━━━━━ Given records

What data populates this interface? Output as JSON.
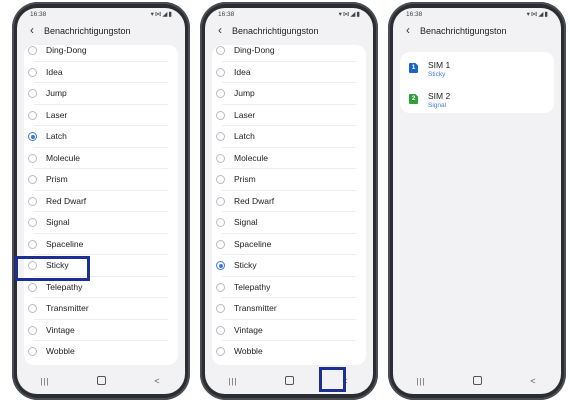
{
  "status_bar": {
    "time": "16:38",
    "icons": "▾⋈◢▮"
  },
  "nav": {
    "recents": "|||",
    "back": "<"
  },
  "colors": {
    "accent": "#3e7bd8",
    "highlight": "#1d2f92",
    "sim1": "#1b64c8",
    "sim2": "#2ea13a"
  },
  "screen1": {
    "title": "Benachrichtigungston",
    "items": [
      {
        "label": "Ding-Dong",
        "selected": false
      },
      {
        "label": "Idea",
        "selected": false
      },
      {
        "label": "Jump",
        "selected": false
      },
      {
        "label": "Laser",
        "selected": false
      },
      {
        "label": "Latch",
        "selected": true
      },
      {
        "label": "Molecule",
        "selected": false
      },
      {
        "label": "Prism",
        "selected": false
      },
      {
        "label": "Red Dwarf",
        "selected": false
      },
      {
        "label": "Signal",
        "selected": false
      },
      {
        "label": "Spaceline",
        "selected": false
      },
      {
        "label": "Sticky",
        "selected": false
      },
      {
        "label": "Telepathy",
        "selected": false
      },
      {
        "label": "Transmitter",
        "selected": false
      },
      {
        "label": "Vintage",
        "selected": false
      },
      {
        "label": "Wobble",
        "selected": false
      }
    ]
  },
  "screen2": {
    "title": "Benachrichtigungston",
    "items": [
      {
        "label": "Ding-Dong",
        "selected": false
      },
      {
        "label": "Idea",
        "selected": false
      },
      {
        "label": "Jump",
        "selected": false
      },
      {
        "label": "Laser",
        "selected": false
      },
      {
        "label": "Latch",
        "selected": false
      },
      {
        "label": "Molecule",
        "selected": false
      },
      {
        "label": "Prism",
        "selected": false
      },
      {
        "label": "Red Dwarf",
        "selected": false
      },
      {
        "label": "Signal",
        "selected": false
      },
      {
        "label": "Spaceline",
        "selected": false
      },
      {
        "label": "Sticky",
        "selected": true
      },
      {
        "label": "Telepathy",
        "selected": false
      },
      {
        "label": "Transmitter",
        "selected": false
      },
      {
        "label": "Vintage",
        "selected": false
      },
      {
        "label": "Wobble",
        "selected": false
      }
    ]
  },
  "screen3": {
    "title": "Benachrichtigungston",
    "sims": [
      {
        "icon_label": "1",
        "name": "SIM 1",
        "tone": "Sticky"
      },
      {
        "icon_label": "2",
        "name": "SIM 2",
        "tone": "Signal"
      }
    ]
  }
}
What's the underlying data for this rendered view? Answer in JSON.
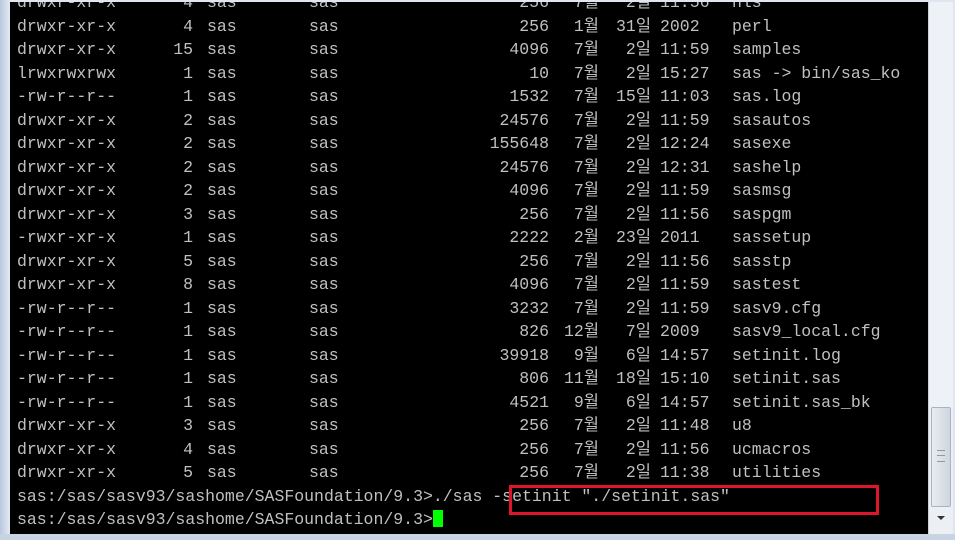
{
  "terminal": {
    "listing": [
      {
        "perm": "drwxr-xr-x",
        "links": "15",
        "owner": "sas",
        "group": "sas",
        "size": "4096",
        "month": "7월",
        "day": "2일",
        "time": "11:59",
        "name": "samples"
      },
      {
        "perm": "lrwxrwxrwx",
        "links": "1",
        "owner": "sas",
        "group": "sas",
        "size": "10",
        "month": "7월",
        "day": "2일",
        "time": "15:27",
        "name": "sas -> bin/sas_ko"
      },
      {
        "perm": "-rw-r--r--",
        "links": "1",
        "owner": "sas",
        "group": "sas",
        "size": "1532",
        "month": "7월",
        "day": "15일",
        "time": "11:03",
        "name": "sas.log"
      },
      {
        "perm": "drwxr-xr-x",
        "links": "2",
        "owner": "sas",
        "group": "sas",
        "size": "24576",
        "month": "7월",
        "day": "2일",
        "time": "11:59",
        "name": "sasautos"
      },
      {
        "perm": "drwxr-xr-x",
        "links": "2",
        "owner": "sas",
        "group": "sas",
        "size": "155648",
        "month": "7월",
        "day": "2일",
        "time": "12:24",
        "name": "sasexe"
      },
      {
        "perm": "drwxr-xr-x",
        "links": "2",
        "owner": "sas",
        "group": "sas",
        "size": "24576",
        "month": "7월",
        "day": "2일",
        "time": "12:31",
        "name": "sashelp"
      },
      {
        "perm": "drwxr-xr-x",
        "links": "2",
        "owner": "sas",
        "group": "sas",
        "size": "4096",
        "month": "7월",
        "day": "2일",
        "time": "11:59",
        "name": "sasmsg"
      },
      {
        "perm": "drwxr-xr-x",
        "links": "3",
        "owner": "sas",
        "group": "sas",
        "size": "256",
        "month": "7월",
        "day": "2일",
        "time": "11:56",
        "name": "saspgm"
      },
      {
        "perm": "-rwxr-xr-x",
        "links": "1",
        "owner": "sas",
        "group": "sas",
        "size": "2222",
        "month": "2월",
        "day": "23일",
        "time": "2011",
        "name": "sassetup"
      },
      {
        "perm": "drwxr-xr-x",
        "links": "5",
        "owner": "sas",
        "group": "sas",
        "size": "256",
        "month": "7월",
        "day": "2일",
        "time": "11:56",
        "name": "sasstp"
      },
      {
        "perm": "drwxr-xr-x",
        "links": "8",
        "owner": "sas",
        "group": "sas",
        "size": "4096",
        "month": "7월",
        "day": "2일",
        "time": "11:59",
        "name": "sastest"
      },
      {
        "perm": "-rw-r--r--",
        "links": "1",
        "owner": "sas",
        "group": "sas",
        "size": "3232",
        "month": "7월",
        "day": "2일",
        "time": "11:59",
        "name": "sasv9.cfg"
      },
      {
        "perm": "-rw-r--r--",
        "links": "1",
        "owner": "sas",
        "group": "sas",
        "size": "826",
        "month": "12월",
        "day": "7일",
        "time": "2009",
        "name": "sasv9_local.cfg"
      },
      {
        "perm": "-rw-r--r--",
        "links": "1",
        "owner": "sas",
        "group": "sas",
        "size": "39918",
        "month": "9월",
        "day": "6일",
        "time": "14:57",
        "name": "setinit.log"
      },
      {
        "perm": "-rw-r--r--",
        "links": "1",
        "owner": "sas",
        "group": "sas",
        "size": "806",
        "month": "11월",
        "day": "18일",
        "time": "15:10",
        "name": "setinit.sas"
      },
      {
        "perm": "-rw-r--r--",
        "links": "1",
        "owner": "sas",
        "group": "sas",
        "size": "4521",
        "month": "9월",
        "day": "6일",
        "time": "14:57",
        "name": "setinit.sas_bk"
      },
      {
        "perm": "drwxr-xr-x",
        "links": "3",
        "owner": "sas",
        "group": "sas",
        "size": "256",
        "month": "7월",
        "day": "2일",
        "time": "11:48",
        "name": "u8"
      },
      {
        "perm": "drwxr-xr-x",
        "links": "4",
        "owner": "sas",
        "group": "sas",
        "size": "256",
        "month": "7월",
        "day": "2일",
        "time": "11:56",
        "name": "ucmacros"
      },
      {
        "perm": "drwxr-xr-x",
        "links": "5",
        "owner": "sas",
        "group": "sas",
        "size": "256",
        "month": "7월",
        "day": "2일",
        "time": "11:38",
        "name": "utilities"
      }
    ],
    "partial_top": [
      {
        "perm": "drwxr-xr-x",
        "links": "4",
        "owner": "sas",
        "group": "sas",
        "size": "256",
        "month": "7월",
        "day": "2일",
        "time": "11:56",
        "name": "nls"
      },
      {
        "perm": "drwxr-xr-x",
        "links": "4",
        "owner": "sas",
        "group": "sas",
        "size": "256",
        "month": "1월",
        "day": "31일",
        "time": "2002",
        "name": "perl"
      }
    ],
    "command_line": {
      "prompt": "sas:/sas/sasv93/sashome/SASFoundation/9.3>",
      "command": "./sas -setinit \"./setinit.sas\""
    },
    "current_prompt": "sas:/sas/sasv93/sashome/SASFoundation/9.3>",
    "colors": {
      "background": "#000000",
      "text": "#c0c0c0",
      "cursor": "#00ff00",
      "highlight_border": "#e0152b"
    }
  },
  "scrollbar": {
    "down_arrow_icon": "chevron-down-icon"
  }
}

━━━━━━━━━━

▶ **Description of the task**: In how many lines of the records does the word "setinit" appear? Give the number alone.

▶ **Answer for the task**: 4